## Problem statement
Give the data again exactly as written, skipping any pictures.

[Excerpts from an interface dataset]
════

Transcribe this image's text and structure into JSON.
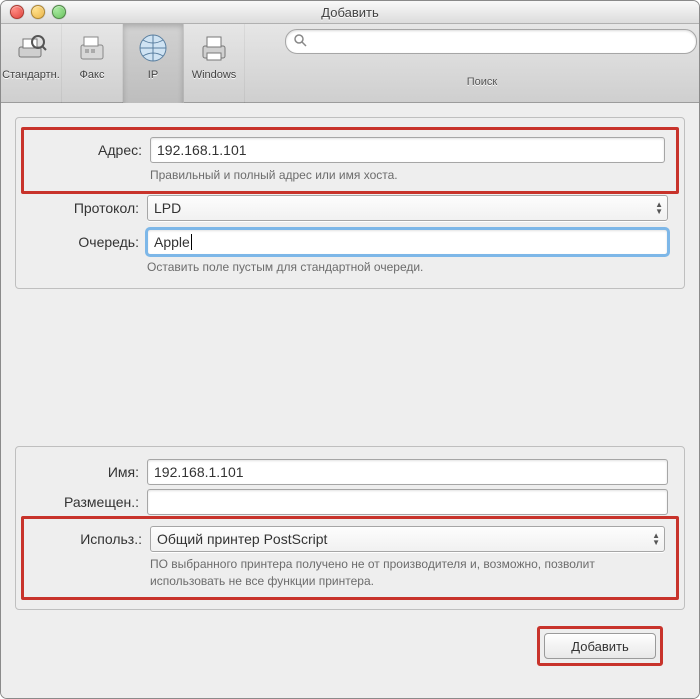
{
  "window": {
    "title": "Добавить"
  },
  "toolbar": {
    "items": [
      {
        "id": "default",
        "label": "Стандартн.",
        "selected": false,
        "icon": "printer-search-icon"
      },
      {
        "id": "fax",
        "label": "Факс",
        "selected": false,
        "icon": "fax-icon"
      },
      {
        "id": "ip",
        "label": "IP",
        "selected": true,
        "icon": "globe-icon"
      },
      {
        "id": "windows",
        "label": "Windows",
        "selected": false,
        "icon": "printer-icon"
      }
    ],
    "search_label": "Поиск",
    "search_placeholder": ""
  },
  "panel1": {
    "address_label": "Адрес:",
    "address_value": "192.168.1.101",
    "address_helper": "Правильный и полный адрес или имя хоста.",
    "protocol_label": "Протокол:",
    "protocol_value": "LPD",
    "queue_label": "Очередь:",
    "queue_value": "Apple",
    "queue_helper": "Оставить поле пустым для стандартной очереди."
  },
  "panel2": {
    "name_label": "Имя:",
    "name_value": "192.168.1.101",
    "location_label": "Размещен.:",
    "location_value": "",
    "use_label": "Использ.:",
    "use_value": "Общий принтер PostScript",
    "use_helper": "ПО выбранного принтера получено не от производителя и, возможно, позволит использовать не все функции принтера."
  },
  "buttons": {
    "add": "Добавить"
  },
  "colors": {
    "highlight": "#c8332b",
    "focus": "#7db7e8"
  }
}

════

## Expected output
Transcribe this image's text and structure into JSON.
{
  "window": {
    "title": "Добавить"
  },
  "toolbar": {
    "items": [
      {
        "id": "default",
        "label": "Стандартн.",
        "selected": false,
        "icon": "printer-search-icon"
      },
      {
        "id": "fax",
        "label": "Факс",
        "selected": false,
        "icon": "fax-icon"
      },
      {
        "id": "ip",
        "label": "IP",
        "selected": true,
        "icon": "globe-icon"
      },
      {
        "id": "windows",
        "label": "Windows",
        "selected": false,
        "icon": "printer-icon"
      }
    ],
    "search_label": "Поиск",
    "search_placeholder": ""
  },
  "panel1": {
    "address_label": "Адрес:",
    "address_value": "192.168.1.101",
    "address_helper": "Правильный и полный адрес или имя хоста.",
    "protocol_label": "Протокол:",
    "protocol_value": "LPD",
    "queue_label": "Очередь:",
    "queue_value": "Apple",
    "queue_helper": "Оставить поле пустым для стандартной очереди."
  },
  "panel2": {
    "name_label": "Имя:",
    "name_value": "192.168.1.101",
    "location_label": "Размещен.:",
    "location_value": "",
    "use_label": "Использ.:",
    "use_value": "Общий принтер PostScript",
    "use_helper": "ПО выбранного принтера получено не от производителя и, возможно, позволит использовать не все функции принтера."
  },
  "buttons": {
    "add": "Добавить"
  },
  "colors": {
    "highlight": "#c8332b",
    "focus": "#7db7e8"
  }
}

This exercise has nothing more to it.